▶ [AIM OF THE TASK]: Below are records; output all of them exactly.

▶ [DATASET ENTRIES]:
--- START ---
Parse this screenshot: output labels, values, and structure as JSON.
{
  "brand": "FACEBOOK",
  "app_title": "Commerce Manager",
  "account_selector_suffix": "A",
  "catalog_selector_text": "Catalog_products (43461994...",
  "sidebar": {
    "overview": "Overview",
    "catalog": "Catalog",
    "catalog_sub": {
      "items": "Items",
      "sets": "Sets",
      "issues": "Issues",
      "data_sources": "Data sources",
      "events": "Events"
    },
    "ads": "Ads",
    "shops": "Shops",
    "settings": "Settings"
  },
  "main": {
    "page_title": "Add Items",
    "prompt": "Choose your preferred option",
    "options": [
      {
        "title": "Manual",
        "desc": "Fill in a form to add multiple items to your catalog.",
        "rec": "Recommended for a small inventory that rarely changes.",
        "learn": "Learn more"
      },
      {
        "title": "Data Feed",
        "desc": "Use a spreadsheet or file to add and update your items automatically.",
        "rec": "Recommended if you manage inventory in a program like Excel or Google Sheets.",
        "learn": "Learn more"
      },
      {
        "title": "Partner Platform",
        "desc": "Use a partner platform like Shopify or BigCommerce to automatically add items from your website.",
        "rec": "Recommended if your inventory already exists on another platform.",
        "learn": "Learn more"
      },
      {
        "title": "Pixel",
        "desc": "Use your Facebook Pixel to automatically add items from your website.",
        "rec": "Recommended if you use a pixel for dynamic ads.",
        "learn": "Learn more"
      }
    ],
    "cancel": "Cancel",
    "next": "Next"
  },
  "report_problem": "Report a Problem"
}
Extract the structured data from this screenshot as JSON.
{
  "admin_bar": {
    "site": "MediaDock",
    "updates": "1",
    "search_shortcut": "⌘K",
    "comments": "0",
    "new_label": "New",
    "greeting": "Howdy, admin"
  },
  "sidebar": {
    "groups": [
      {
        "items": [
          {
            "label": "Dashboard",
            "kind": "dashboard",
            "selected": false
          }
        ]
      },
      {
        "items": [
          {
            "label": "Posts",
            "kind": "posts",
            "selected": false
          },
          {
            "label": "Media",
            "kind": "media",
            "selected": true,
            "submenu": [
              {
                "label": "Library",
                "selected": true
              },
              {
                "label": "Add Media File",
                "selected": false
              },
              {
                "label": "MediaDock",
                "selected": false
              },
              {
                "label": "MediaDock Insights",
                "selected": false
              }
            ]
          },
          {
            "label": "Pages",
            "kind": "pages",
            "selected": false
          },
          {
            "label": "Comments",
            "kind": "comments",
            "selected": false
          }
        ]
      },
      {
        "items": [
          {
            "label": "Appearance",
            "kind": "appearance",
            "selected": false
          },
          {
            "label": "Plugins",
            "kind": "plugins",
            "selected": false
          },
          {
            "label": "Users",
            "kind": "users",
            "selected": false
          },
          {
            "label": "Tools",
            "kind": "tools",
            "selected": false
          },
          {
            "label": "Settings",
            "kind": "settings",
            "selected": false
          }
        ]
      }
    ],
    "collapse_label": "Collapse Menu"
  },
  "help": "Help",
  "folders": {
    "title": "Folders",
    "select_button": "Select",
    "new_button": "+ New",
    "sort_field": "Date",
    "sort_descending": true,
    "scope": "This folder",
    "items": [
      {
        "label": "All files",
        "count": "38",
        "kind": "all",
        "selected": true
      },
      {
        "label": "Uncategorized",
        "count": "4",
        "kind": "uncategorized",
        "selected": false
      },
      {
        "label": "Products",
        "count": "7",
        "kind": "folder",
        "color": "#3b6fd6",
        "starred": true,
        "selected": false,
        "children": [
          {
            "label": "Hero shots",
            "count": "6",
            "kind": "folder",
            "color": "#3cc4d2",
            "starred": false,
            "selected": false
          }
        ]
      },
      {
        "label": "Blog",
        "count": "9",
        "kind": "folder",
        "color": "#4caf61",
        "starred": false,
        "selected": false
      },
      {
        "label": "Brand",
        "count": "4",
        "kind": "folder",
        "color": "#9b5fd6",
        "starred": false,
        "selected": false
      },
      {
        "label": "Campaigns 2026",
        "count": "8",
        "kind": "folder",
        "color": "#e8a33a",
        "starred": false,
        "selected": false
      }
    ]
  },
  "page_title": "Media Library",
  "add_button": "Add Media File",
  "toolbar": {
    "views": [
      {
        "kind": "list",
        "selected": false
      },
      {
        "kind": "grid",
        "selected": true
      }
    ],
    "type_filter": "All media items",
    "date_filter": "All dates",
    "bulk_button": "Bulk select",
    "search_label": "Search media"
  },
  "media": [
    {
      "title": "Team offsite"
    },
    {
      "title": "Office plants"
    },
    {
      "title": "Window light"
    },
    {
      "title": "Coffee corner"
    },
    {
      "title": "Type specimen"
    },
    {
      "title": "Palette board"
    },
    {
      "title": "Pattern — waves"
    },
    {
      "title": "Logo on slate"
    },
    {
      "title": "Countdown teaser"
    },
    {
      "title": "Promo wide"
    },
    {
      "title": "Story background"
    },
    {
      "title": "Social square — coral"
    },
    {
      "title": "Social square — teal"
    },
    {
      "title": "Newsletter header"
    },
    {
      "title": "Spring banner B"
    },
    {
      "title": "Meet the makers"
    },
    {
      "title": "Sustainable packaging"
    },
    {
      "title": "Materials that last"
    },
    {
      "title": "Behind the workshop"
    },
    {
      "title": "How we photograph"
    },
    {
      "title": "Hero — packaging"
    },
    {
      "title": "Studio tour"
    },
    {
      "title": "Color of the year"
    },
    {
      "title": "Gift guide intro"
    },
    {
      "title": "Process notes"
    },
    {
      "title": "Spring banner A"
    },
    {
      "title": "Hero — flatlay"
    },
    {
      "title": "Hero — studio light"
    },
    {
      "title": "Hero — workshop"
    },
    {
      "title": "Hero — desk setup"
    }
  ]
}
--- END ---
▶ [EXPECTED OUTPUT]:
Parse this screenshot: output labels, values, and structure as JSON.
{
  "brand": "FACEBOOK",
  "app_title": "Commerce Manager",
  "account_selector_suffix": "A",
  "catalog_selector_text": "Catalog_products (43461994...",
  "sidebar": {
    "overview": "Overview",
    "catalog": "Catalog",
    "catalog_sub": {
      "items": "Items",
      "sets": "Sets",
      "issues": "Issues",
      "data_sources": "Data sources",
      "events": "Events"
    },
    "ads": "Ads",
    "shops": "Shops",
    "settings": "Settings"
  },
  "main": {
    "page_title": "Add Items",
    "prompt": "Choose your preferred option",
    "options": [
      {
        "title": "Manual",
        "desc": "Fill in a form to add multiple items to your catalog.",
        "rec": "Recommended for a small inventory that rarely changes.",
        "learn": "Learn more"
      },
      {
        "title": "Data Feed",
        "desc": "Use a spreadsheet or file to add and update your items automatically.",
        "rec": "Recommended if you manage inventory in a program like Excel or Google Sheets.",
        "learn": "Learn more"
      },
      {
        "title": "Partner Platform",
        "desc": "Use a partner platform like Shopify or BigCommerce to automatically add items from your website.",
        "rec": "Recommended if your inventory already exists on another platform.",
        "learn": "Learn more"
      },
      {
        "title": "Pixel",
        "desc": "Use your Facebook Pixel to automatically add items from your website.",
        "rec": "Recommended if you use a pixel for dynamic ads.",
        "learn": "Learn more"
      }
    ],
    "cancel": "Cancel",
    "next": "Next"
  },
  "report_problem": "Report a Problem"
}
Extract the structured data from this screenshot as JSON.
{
  "admin_bar": {
    "site": "MediaDock",
    "updates": "1",
    "search_shortcut": "⌘K",
    "comments": "0",
    "new_label": "New",
    "greeting": "Howdy, admin"
  },
  "sidebar": {
    "groups": [
      {
        "items": [
          {
            "label": "Dashboard",
            "kind": "dashboard",
            "selected": false
          }
        ]
      },
      {
        "items": [
          {
            "label": "Posts",
            "kind": "posts",
            "selected": false
          },
          {
            "label": "Media",
            "kind": "media",
            "selected": true,
            "submenu": [
              {
                "label": "Library",
                "selected": true
              },
              {
                "label": "Add Media File",
                "selected": false
              },
              {
                "label": "MediaDock",
                "selected": false
              },
              {
                "label": "MediaDock Insights",
                "selected": false
              }
            ]
          },
          {
            "label": "Pages",
            "kind": "pages",
            "selected": false
          },
          {
            "label": "Comments",
            "kind": "comments",
            "selected": false
          }
        ]
      },
      {
        "items": [
          {
            "label": "Appearance",
            "kind": "appearance",
            "selected": false
          },
          {
            "label": "Plugins",
            "kind": "plugins",
            "selected": false
          },
          {
            "label": "Users",
            "kind": "users",
            "selected": false
          },
          {
            "label": "Tools",
            "kind": "tools",
            "selected": false
          },
          {
            "label": "Settings",
            "kind": "settings",
            "selected": false
          }
        ]
      }
    ],
    "collapse_label": "Collapse Menu"
  },
  "help": "Help",
  "folders": {
    "title": "Folders",
    "select_button": "Select",
    "new_button": "+ New",
    "sort_field": "Date",
    "sort_descending": true,
    "scope": "This folder",
    "items": [
      {
        "label": "All files",
        "count": "38",
        "kind": "all",
        "selected": true
      },
      {
        "label": "Uncategorized",
        "count": "4",
        "kind": "uncategorized",
        "selected": false
      },
      {
        "label": "Products",
        "count": "7",
        "kind": "folder",
        "color": "#3b6fd6",
        "starred": true,
        "selected": false,
        "children": [
          {
            "label": "Hero shots",
            "count": "6",
            "kind": "folder",
            "color": "#3cc4d2",
            "starred": false,
            "selected": false
          }
        ]
      },
      {
        "label": "Blog",
        "count": "9",
        "kind": "folder",
        "color": "#4caf61",
        "starred": false,
        "selected": false
      },
      {
        "label": "Brand",
        "count": "4",
        "kind": "folder",
        "color": "#9b5fd6",
        "starred": false,
        "selected": false
      },
      {
        "label": "Campaigns 2026",
        "count": "8",
        "kind": "folder",
        "color": "#e8a33a",
        "starred": false,
        "selected": false
      }
    ]
  },
  "page_title": "Media Library",
  "add_button": "Add Media File",
  "toolbar": {
    "views": [
      {
        "kind": "list",
        "selected": false
      },
      {
        "kind": "grid",
        "selected": true
      }
    ],
    "type_filter": "All media items",
    "date_filter": "All dates",
    "bulk_button": "Bulk select",
    "search_label": "Search media"
  },
  "media": [
    {
      "title": "Team offsite"
    },
    {
      "title": "Office plants"
    },
    {
      "title": "Window light"
    },
    {
      "title": "Coffee corner"
    },
    {
      "title": "Type specimen"
    },
    {
      "title": "Palette board"
    },
    {
      "title": "Pattern — waves"
    },
    {
      "title": "Logo on slate"
    },
    {
      "title": "Countdown teaser"
    },
    {
      "title": "Promo wide"
    },
    {
      "title": "Story background"
    },
    {
      "title": "Social square — coral"
    },
    {
      "title": "Social square — teal"
    },
    {
      "title": "Newsletter header"
    },
    {
      "title": "Spring banner B"
    },
    {
      "title": "Meet the makers"
    },
    {
      "title": "Sustainable packaging"
    },
    {
      "title": "Materials that last"
    },
    {
      "title": "Behind the workshop"
    },
    {
      "title": "How we photograph"
    },
    {
      "title": "Hero — packaging"
    },
    {
      "title": "Studio tour"
    },
    {
      "title": "Color of the year"
    },
    {
      "title": "Gift guide intro"
    },
    {
      "title": "Process notes"
    },
    {
      "title": "Spring banner A"
    },
    {
      "title": "Hero — flatlay"
    },
    {
      "title": "Hero — studio light"
    },
    {
      "title": "Hero — workshop"
    },
    {
      "title": "Hero — desk setup"
    }
  ]
}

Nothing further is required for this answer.